Below are the records; restate all of them word for word.

»»

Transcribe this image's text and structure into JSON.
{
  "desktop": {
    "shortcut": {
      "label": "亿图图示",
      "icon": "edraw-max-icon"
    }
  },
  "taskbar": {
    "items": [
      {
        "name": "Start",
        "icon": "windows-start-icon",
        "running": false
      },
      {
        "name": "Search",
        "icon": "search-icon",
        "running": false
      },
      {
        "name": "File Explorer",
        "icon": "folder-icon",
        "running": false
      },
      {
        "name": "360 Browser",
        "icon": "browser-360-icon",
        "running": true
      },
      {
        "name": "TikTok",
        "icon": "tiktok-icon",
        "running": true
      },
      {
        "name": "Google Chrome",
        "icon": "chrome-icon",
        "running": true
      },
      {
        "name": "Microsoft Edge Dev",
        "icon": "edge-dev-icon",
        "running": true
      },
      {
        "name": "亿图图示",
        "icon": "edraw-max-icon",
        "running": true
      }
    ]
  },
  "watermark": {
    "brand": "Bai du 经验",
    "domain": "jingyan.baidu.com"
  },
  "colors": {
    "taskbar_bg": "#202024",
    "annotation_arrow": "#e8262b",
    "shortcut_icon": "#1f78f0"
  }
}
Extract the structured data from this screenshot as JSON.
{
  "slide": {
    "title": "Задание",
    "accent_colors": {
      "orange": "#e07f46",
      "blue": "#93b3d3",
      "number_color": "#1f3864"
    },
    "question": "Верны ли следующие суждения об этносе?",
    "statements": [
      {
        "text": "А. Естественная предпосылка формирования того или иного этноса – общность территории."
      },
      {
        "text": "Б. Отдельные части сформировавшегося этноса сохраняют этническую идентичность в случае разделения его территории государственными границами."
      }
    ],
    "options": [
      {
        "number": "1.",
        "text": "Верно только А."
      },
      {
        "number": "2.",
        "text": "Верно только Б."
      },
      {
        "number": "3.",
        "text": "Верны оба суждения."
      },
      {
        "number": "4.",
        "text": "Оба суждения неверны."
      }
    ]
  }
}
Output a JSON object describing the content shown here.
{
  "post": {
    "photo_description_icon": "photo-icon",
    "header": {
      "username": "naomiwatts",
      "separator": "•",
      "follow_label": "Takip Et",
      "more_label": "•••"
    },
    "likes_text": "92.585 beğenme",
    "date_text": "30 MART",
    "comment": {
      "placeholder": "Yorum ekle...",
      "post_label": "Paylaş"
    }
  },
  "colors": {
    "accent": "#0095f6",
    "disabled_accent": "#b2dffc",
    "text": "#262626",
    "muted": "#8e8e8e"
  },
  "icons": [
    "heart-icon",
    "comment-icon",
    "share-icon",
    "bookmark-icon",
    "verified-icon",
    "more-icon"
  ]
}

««

Answer to this problem
Transcribe this image's text and structure into JSON.
{
  "desktop": {
    "shortcut": {
      "label": "亿图图示",
      "icon": "edraw-max-icon"
    }
  },
  "taskbar": {
    "items": [
      {
        "name": "Start",
        "icon": "windows-start-icon",
        "running": false
      },
      {
        "name": "Search",
        "icon": "search-icon",
        "running": false
      },
      {
        "name": "File Explorer",
        "icon": "folder-icon",
        "running": false
      },
      {
        "name": "360 Browser",
        "icon": "browser-360-icon",
        "running": true
      },
      {
        "name": "TikTok",
        "icon": "tiktok-icon",
        "running": true
      },
      {
        "name": "Google Chrome",
        "icon": "chrome-icon",
        "running": true
      },
      {
        "name": "Microsoft Edge Dev",
        "icon": "edge-dev-icon",
        "running": true
      },
      {
        "name": "亿图图示",
        "icon": "edraw-max-icon",
        "running": true
      }
    ]
  },
  "watermark": {
    "brand": "Bai du 经验",
    "domain": "jingyan.baidu.com"
  },
  "colors": {
    "taskbar_bg": "#202024",
    "annotation_arrow": "#e8262b",
    "shortcut_icon": "#1f78f0"
  }
}
Extract the structured data from this screenshot as JSON.
{
  "slide": {
    "title": "Задание",
    "accent_colors": {
      "orange": "#e07f46",
      "blue": "#93b3d3",
      "number_color": "#1f3864"
    },
    "question": "Верны ли следующие суждения об этносе?",
    "statements": [
      {
        "text": "А. Естественная предпосылка формирования того или иного этноса – общность территории."
      },
      {
        "text": "Б. Отдельные части сформировавшегося этноса сохраняют этническую идентичность в случае разделения его территории государственными границами."
      }
    ],
    "options": [
      {
        "number": "1.",
        "text": "Верно только А."
      },
      {
        "number": "2.",
        "text": "Верно только Б."
      },
      {
        "number": "3.",
        "text": "Верны оба суждения."
      },
      {
        "number": "4.",
        "text": "Оба суждения неверны."
      }
    ]
  }
}
Output a JSON object describing the content shown here.
{
  "post": {
    "photo_description_icon": "photo-icon",
    "header": {
      "username": "naomiwatts",
      "separator": "•",
      "follow_label": "Takip Et",
      "more_label": "•••"
    },
    "likes_text": "92.585 beğenme",
    "date_text": "30 MART",
    "comment": {
      "placeholder": "Yorum ekle...",
      "post_label": "Paylaş"
    }
  },
  "colors": {
    "accent": "#0095f6",
    "disabled_accent": "#b2dffc",
    "text": "#262626",
    "muted": "#8e8e8e"
  },
  "icons": [
    "heart-icon",
    "comment-icon",
    "share-icon",
    "bookmark-icon",
    "verified-icon",
    "more-icon"
  ]
}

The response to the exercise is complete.